And then all of a sudden a person from the hospital central scheduling answered the phone. Turns out I had been lost in the phone system.
After a charming conversation with the scheduler, and bidding her adieu hoping I have no major tests in my future that require her services, I called the neurology office back.
I introduce myself again and say there must have be an issue on either my end or their’s as I ended up transferred to central scheduling. I repeated my cute little tale and the person answering the phone— it was either Megan or Lisa (the other was the lovely person from central scheduling)— said she’d send a message to the physician and when he found the right person they would call me back.
If I could back up for a moment, today the teenager left for her Cape May vacation with her grandmother, her father’s mother. They took my car and I am so excited for them. The teen has worked so hard to pay for this trip for her grandmother. She took my car so I’ll be home alone until Thursday night, caring for the menagerie and getting caught up on housework and hopefully putting the near final touches on my debut novel.
That’s a lot for three days. Tonight I plan on doing my yard work and tomorrow I need to gather some more of the teen’s birthday bomb as it is garbage night. I will also continue taking garbage from teenager two’s former room as she no longer reads my messages and left a room full of garbage, dirty dishes and about 30 empty cat food cans and a dirty cat box with cat waste also on the floor. I think I found all the partially consumed (human) food, and I also found some broken dishes and destroyed linens.
She did thank me for everything I did, but I’d still feel better if I didn’t have to clean up her filth.
There’s a heat wave browbeating everyone so I’m filling a lot of water bowls and passing out ice cubes. These new Feline Urban Rescue and Rehab tumblers make it easy to stay hydrated.
Yesterday before work I went for my follow up blood work. I always get blood work done before my annual physical. This year’s January blood work showed low vitamin D.
He asked me to start taking vitamin D, which isn’t unusual. Most people don’t get enough. He asked for a follow up in six months, and, because of my history of anemia (which was very severe when the teen was in kindergarten) I suggested he check my iron. My vitamin D has increased by 10, but I’m seeing that both D and iron are low/normal. We’ll see what he has to say about that.
And some fun stuff related to my previous blog post… I know it was long and rambling but I want people to experience the string of connections as I feel them. My stress regarding being on hold with the neurologist may resonate with someone. And two of my friends did point out some connected resources. I do love resources.
First, a good friend mentioned she used to read and reread the memoir/biography Karen by Marie Killilea (and there’s a sequel From Karen with Love) about a mother’s journey mid century with her daughter’s CP, when mom was told to institutionalize the child.

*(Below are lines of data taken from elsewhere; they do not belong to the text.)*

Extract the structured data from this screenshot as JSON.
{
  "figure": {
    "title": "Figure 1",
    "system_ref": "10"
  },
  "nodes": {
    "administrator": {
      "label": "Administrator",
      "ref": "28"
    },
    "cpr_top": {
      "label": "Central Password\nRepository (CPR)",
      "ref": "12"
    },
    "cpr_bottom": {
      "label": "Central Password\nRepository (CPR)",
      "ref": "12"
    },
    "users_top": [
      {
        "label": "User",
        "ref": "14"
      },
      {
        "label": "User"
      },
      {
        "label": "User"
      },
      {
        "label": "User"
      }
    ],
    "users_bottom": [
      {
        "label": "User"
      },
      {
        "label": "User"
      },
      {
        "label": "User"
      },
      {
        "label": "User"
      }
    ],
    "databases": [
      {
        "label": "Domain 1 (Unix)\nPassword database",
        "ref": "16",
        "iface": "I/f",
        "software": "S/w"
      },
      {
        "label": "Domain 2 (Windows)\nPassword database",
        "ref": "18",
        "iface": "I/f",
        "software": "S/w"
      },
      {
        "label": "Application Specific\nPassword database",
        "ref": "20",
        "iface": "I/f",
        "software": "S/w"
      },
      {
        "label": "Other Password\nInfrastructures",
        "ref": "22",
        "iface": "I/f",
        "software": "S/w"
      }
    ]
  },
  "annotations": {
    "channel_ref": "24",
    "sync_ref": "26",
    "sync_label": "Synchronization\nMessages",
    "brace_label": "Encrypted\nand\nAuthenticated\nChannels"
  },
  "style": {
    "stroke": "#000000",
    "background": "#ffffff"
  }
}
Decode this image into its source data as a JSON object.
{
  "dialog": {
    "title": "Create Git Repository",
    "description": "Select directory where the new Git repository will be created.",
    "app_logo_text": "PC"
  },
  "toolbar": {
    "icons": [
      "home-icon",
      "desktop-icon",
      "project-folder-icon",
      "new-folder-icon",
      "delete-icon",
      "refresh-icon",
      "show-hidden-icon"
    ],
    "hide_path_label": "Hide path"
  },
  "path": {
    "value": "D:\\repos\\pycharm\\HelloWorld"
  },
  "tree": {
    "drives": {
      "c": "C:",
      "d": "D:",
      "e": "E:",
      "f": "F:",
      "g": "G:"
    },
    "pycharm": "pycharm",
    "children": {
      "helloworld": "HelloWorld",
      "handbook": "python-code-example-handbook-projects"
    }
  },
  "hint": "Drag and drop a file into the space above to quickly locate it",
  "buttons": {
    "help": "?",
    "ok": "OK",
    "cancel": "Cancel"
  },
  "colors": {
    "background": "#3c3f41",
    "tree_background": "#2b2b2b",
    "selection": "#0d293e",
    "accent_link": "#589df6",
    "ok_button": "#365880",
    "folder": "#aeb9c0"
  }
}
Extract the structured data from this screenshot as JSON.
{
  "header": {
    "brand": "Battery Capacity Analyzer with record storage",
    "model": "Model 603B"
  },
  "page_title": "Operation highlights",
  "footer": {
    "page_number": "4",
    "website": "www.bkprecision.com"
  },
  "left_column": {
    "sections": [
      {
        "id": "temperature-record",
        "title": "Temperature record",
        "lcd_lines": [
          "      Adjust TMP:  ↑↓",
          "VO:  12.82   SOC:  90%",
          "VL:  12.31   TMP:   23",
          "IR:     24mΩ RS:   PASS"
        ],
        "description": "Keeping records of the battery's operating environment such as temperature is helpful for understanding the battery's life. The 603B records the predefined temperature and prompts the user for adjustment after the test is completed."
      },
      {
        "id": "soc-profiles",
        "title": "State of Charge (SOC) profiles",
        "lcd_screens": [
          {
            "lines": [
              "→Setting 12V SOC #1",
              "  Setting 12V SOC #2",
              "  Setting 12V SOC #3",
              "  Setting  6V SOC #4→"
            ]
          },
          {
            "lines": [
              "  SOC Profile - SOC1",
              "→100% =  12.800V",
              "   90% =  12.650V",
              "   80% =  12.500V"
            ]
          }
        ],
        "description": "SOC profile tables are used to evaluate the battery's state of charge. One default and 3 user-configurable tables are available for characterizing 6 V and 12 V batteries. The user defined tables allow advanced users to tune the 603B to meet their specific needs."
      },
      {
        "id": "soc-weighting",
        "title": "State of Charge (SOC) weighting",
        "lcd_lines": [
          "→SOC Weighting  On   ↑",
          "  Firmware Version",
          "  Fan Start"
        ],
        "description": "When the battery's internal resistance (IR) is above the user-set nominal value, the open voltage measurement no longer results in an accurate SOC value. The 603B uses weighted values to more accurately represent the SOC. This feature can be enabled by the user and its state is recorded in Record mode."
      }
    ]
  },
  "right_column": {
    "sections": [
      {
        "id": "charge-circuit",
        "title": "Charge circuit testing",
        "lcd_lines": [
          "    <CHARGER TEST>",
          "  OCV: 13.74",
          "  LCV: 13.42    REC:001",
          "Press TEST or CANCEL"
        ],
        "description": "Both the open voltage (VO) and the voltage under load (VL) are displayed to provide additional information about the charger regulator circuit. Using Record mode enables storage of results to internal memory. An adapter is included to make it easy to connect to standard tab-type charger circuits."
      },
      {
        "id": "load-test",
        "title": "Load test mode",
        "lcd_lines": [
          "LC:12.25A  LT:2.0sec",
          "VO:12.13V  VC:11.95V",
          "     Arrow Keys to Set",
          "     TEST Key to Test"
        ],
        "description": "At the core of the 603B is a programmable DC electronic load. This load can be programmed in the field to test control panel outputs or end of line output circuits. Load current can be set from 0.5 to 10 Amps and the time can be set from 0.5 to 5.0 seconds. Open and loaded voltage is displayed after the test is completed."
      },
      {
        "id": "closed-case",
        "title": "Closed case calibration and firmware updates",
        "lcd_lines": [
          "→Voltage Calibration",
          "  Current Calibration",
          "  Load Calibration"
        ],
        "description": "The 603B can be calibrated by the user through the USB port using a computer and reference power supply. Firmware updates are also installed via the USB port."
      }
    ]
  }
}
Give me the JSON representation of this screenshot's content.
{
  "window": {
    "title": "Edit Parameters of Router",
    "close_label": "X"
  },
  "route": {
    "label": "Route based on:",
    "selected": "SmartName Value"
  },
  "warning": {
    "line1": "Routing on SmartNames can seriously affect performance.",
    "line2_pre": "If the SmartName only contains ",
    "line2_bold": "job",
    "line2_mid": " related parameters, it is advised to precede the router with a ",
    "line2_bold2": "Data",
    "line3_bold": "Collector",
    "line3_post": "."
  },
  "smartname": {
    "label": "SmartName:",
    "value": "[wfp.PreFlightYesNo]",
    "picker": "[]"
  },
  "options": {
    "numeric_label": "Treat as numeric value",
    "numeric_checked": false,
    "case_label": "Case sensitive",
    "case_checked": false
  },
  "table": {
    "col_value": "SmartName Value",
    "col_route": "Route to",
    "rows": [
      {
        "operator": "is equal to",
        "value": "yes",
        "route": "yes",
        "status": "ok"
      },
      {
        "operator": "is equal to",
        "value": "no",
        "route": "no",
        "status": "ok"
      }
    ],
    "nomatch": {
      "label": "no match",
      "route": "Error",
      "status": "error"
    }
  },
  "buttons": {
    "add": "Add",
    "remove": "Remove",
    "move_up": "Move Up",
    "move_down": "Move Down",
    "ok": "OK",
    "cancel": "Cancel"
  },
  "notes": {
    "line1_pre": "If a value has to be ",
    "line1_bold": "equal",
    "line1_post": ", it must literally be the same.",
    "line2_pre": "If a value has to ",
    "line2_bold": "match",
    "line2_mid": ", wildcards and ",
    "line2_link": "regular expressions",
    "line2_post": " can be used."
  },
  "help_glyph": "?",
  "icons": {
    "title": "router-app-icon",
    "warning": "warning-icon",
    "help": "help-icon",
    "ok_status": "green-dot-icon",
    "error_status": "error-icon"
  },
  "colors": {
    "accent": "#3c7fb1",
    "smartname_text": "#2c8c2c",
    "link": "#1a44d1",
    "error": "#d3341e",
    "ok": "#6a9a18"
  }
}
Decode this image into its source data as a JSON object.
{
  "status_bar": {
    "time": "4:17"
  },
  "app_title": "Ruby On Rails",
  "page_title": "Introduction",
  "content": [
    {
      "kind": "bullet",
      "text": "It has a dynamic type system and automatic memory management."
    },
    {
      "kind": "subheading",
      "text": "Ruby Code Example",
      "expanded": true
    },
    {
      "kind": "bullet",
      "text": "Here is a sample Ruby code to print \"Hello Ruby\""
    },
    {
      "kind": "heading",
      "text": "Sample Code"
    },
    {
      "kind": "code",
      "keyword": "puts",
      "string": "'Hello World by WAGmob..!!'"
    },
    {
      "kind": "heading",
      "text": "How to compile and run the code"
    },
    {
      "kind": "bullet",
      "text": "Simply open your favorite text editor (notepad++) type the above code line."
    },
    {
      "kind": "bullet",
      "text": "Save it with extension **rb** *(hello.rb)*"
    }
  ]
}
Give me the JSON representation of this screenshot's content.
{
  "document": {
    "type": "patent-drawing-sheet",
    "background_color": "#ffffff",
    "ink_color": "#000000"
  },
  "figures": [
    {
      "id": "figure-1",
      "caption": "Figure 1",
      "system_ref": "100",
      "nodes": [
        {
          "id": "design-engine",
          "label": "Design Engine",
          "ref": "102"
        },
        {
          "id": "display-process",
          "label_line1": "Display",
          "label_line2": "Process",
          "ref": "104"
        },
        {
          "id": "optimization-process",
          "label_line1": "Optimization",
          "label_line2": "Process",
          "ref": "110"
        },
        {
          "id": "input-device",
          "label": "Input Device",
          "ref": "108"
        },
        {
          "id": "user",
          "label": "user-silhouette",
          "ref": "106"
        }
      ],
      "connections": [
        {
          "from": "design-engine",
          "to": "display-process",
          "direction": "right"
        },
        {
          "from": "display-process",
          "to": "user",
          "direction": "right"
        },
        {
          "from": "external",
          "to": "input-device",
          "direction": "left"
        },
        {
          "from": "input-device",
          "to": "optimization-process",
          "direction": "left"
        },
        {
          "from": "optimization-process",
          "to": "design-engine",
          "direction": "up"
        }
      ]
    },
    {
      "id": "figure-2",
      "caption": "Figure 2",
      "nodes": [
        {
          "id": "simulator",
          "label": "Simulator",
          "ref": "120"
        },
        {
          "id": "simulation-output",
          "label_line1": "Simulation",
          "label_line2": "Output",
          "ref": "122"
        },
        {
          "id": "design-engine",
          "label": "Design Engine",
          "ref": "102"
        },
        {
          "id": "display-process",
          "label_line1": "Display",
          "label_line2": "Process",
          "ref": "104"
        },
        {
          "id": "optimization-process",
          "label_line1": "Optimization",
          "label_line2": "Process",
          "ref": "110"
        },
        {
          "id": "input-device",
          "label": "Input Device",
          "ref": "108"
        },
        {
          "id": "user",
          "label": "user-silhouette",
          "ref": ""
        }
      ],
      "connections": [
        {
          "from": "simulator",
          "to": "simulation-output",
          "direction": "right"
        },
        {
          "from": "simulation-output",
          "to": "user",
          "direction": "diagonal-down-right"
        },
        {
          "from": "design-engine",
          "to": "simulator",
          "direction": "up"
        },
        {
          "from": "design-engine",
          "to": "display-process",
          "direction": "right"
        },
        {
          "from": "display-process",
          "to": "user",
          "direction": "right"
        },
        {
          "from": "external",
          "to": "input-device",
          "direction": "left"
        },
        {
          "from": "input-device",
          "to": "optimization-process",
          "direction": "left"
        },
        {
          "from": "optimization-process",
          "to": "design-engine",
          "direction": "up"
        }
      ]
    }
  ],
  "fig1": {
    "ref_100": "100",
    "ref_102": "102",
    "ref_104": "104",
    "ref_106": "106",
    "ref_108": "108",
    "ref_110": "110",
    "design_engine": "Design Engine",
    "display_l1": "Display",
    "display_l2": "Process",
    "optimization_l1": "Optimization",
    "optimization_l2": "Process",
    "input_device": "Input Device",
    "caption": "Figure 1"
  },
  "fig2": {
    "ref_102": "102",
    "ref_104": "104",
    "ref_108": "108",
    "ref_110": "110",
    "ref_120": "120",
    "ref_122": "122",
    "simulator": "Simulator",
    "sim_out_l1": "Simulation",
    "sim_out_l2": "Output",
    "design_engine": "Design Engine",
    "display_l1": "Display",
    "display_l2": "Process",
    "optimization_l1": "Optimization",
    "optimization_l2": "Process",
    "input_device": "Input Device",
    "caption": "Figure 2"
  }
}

Another friend mentioned the podcast Achilles’ Heel hosted by a close relative. Alex Hooper on the podcast interviews guests on a wide range of topics from empaths to panic attacks encouraging listeners to tackle head on their own Achilles’ Heel. I listened to enough last night to know this will be fun.
I also had another Ginger coaching session, but that’s going to have to wait as my typing fingers are tired.